RECORDS SUPPLIED

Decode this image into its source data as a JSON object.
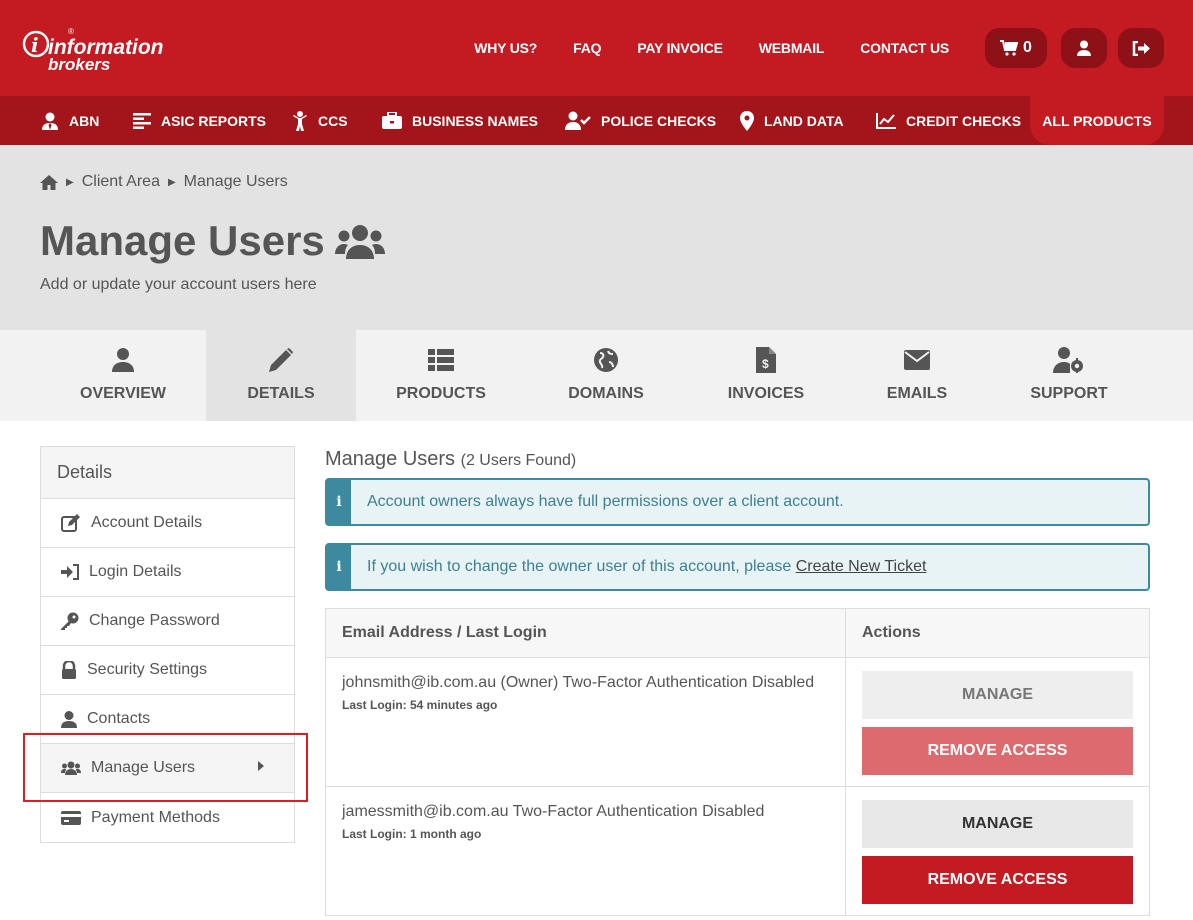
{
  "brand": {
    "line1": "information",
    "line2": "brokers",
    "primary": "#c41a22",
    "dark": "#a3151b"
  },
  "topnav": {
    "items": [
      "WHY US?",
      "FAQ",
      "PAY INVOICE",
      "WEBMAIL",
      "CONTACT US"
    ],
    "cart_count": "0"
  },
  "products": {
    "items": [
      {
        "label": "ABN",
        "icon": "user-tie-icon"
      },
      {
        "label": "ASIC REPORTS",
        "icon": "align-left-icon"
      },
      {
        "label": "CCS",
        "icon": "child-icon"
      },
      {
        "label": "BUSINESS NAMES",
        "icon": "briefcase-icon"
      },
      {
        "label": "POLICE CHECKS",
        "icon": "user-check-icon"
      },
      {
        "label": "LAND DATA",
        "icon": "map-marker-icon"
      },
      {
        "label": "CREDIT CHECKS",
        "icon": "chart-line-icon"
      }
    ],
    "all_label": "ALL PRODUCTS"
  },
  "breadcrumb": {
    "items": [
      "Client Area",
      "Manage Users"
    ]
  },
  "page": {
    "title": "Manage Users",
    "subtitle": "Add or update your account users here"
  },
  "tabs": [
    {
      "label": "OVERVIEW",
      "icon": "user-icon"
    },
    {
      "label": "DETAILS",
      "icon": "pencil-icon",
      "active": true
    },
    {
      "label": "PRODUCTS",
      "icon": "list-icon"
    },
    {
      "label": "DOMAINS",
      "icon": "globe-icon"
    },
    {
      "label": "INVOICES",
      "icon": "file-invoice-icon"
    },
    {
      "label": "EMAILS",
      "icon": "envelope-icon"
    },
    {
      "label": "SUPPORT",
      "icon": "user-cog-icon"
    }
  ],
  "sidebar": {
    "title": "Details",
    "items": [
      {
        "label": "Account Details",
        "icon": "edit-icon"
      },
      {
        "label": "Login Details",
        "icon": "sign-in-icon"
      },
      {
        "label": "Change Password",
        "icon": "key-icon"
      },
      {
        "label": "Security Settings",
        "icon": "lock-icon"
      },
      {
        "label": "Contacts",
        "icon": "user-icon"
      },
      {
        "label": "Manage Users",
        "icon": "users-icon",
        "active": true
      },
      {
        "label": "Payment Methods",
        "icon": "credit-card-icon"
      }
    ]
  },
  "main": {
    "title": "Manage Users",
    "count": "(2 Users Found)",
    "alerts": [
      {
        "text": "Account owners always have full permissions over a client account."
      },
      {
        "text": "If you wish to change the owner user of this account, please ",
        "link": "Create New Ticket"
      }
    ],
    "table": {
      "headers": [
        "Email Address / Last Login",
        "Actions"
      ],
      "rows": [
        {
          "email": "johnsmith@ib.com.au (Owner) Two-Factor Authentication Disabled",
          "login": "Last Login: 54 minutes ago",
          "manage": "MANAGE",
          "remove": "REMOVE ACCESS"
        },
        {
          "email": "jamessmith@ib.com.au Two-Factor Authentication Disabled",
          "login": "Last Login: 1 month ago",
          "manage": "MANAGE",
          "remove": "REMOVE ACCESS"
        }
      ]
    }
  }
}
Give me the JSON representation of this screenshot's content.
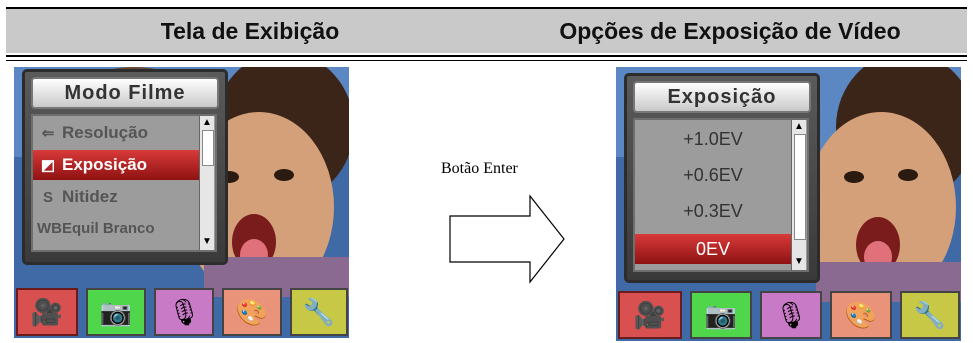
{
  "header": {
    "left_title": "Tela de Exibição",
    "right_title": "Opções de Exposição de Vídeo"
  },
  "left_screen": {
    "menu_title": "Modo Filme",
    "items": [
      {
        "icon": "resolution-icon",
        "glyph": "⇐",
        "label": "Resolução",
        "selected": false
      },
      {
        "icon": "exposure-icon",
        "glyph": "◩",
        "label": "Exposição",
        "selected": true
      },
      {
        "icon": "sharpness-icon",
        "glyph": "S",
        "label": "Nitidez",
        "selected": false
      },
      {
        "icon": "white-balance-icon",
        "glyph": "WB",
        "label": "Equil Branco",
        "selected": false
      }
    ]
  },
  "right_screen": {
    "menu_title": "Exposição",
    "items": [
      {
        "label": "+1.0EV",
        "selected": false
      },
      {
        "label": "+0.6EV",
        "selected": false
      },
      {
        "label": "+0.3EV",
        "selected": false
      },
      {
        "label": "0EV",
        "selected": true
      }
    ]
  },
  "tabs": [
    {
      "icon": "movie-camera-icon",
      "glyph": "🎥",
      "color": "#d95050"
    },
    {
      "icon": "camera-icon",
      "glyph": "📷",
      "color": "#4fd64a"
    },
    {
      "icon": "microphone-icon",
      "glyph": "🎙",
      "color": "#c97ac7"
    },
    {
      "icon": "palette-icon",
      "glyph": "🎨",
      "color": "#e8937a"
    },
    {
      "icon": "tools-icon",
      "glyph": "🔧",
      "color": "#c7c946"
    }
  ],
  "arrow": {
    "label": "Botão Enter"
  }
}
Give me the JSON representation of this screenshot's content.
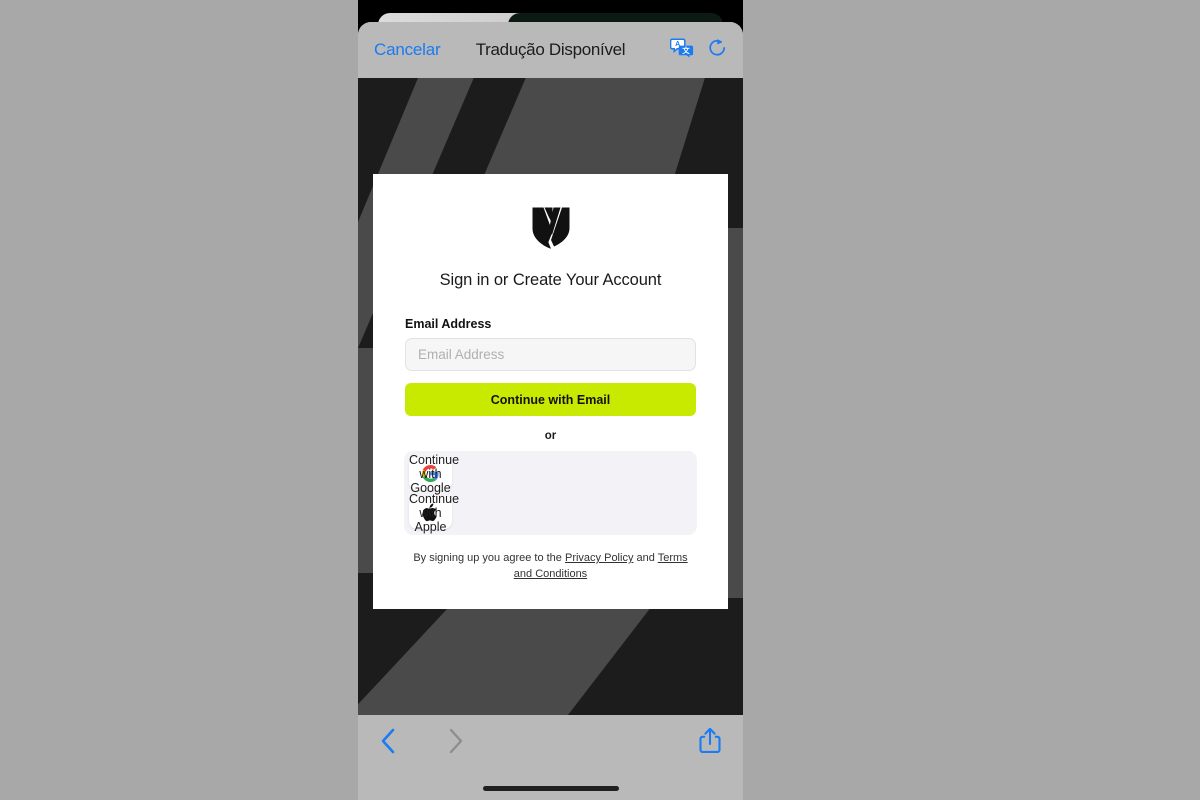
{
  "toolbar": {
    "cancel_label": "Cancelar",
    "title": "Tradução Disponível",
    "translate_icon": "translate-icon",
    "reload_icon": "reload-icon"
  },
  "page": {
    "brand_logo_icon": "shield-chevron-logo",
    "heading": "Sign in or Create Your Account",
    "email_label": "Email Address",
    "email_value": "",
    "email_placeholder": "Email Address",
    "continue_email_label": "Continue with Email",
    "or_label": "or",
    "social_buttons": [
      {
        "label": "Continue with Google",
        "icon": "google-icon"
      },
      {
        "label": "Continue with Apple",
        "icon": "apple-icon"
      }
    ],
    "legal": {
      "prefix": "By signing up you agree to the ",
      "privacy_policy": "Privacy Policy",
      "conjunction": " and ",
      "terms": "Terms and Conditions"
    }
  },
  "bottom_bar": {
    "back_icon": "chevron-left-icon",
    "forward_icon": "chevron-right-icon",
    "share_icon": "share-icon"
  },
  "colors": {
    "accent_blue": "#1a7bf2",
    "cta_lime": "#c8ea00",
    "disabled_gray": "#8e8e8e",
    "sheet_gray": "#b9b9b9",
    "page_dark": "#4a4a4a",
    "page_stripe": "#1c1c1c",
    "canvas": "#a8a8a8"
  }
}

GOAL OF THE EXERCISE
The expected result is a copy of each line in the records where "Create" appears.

WRITTEN RESPONSE
        "link": "Create New Ticket"
    "heading": "Sign in or Create Your Account",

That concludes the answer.